### About this exercise
Tally the lines in the records below that contain "title" and return only the result.

[App and web page records]
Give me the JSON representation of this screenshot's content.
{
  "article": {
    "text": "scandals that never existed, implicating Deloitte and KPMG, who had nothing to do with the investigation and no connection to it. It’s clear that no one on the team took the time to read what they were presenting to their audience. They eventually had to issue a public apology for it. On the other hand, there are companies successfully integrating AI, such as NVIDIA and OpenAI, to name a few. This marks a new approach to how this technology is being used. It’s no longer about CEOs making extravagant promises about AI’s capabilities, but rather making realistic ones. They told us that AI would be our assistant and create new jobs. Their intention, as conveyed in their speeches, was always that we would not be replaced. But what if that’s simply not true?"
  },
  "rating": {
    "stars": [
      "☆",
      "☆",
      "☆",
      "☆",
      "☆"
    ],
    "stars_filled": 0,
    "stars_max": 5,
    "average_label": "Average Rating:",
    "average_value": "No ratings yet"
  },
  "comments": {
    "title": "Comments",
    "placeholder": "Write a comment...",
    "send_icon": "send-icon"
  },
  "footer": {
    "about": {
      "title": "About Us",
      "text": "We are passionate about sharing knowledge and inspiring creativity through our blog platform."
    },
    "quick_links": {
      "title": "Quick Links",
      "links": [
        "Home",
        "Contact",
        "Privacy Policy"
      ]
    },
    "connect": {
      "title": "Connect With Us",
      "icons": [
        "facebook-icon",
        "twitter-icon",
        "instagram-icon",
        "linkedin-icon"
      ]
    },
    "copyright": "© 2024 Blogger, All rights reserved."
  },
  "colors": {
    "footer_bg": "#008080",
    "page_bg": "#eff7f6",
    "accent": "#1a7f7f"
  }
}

### The answer
4